Exercise →
Please report each line of the data below that contains "name".

* * * * *

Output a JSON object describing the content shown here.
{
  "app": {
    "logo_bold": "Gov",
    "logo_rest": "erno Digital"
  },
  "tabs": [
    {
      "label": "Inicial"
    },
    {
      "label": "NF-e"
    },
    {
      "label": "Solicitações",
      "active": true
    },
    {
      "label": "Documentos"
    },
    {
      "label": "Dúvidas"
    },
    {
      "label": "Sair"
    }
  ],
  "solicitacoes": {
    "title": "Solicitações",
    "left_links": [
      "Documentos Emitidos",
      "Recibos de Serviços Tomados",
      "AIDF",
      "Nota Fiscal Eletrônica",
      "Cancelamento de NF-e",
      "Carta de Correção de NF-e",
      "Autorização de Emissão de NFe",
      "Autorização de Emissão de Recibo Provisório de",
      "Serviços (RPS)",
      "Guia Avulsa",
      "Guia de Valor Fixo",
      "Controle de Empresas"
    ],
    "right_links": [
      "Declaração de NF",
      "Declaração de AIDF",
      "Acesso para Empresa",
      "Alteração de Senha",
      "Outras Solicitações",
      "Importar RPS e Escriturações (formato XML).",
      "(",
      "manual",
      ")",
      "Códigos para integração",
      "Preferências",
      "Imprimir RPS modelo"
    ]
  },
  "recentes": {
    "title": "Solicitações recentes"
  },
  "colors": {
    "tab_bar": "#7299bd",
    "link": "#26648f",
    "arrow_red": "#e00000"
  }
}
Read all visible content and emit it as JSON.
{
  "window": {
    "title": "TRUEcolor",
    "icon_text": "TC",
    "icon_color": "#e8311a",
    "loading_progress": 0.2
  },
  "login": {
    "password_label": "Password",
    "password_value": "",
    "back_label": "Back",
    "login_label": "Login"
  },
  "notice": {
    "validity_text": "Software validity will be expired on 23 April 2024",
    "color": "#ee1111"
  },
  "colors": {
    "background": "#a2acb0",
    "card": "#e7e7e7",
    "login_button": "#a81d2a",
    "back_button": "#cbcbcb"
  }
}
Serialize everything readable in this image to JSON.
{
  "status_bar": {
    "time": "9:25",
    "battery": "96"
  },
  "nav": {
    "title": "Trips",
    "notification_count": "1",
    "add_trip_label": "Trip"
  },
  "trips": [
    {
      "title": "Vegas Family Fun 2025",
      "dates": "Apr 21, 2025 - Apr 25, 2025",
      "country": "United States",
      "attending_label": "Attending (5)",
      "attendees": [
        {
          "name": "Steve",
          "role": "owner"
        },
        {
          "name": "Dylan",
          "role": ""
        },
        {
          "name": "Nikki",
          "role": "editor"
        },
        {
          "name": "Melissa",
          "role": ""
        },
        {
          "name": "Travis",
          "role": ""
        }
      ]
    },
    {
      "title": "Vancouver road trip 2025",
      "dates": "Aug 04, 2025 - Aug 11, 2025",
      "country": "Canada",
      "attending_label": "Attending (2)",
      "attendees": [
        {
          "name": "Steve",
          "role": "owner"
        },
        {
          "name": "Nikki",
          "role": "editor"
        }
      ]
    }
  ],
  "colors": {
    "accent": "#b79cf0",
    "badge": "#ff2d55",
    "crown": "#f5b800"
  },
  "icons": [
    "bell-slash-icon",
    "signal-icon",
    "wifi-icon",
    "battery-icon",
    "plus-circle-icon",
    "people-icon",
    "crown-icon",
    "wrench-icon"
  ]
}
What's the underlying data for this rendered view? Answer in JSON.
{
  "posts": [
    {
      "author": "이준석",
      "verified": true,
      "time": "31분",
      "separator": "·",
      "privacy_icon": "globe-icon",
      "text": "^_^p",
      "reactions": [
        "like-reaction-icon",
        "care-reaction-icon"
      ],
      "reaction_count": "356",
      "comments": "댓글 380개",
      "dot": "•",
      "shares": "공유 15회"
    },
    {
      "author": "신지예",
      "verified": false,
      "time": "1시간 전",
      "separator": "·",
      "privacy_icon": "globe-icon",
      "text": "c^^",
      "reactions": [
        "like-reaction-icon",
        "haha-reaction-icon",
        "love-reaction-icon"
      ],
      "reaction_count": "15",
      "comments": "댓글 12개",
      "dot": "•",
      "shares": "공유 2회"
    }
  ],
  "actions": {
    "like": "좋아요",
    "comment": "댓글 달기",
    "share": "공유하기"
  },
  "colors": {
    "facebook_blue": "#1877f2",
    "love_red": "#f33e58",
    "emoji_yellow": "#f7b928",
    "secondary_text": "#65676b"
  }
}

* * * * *

Task result →
          "name": "Steve",
          "name": "Dylan",
          "name": "Nikki",
          "name": "Melissa",
          "name": "Travis",
          "name": "Steve",
          "name": "Nikki",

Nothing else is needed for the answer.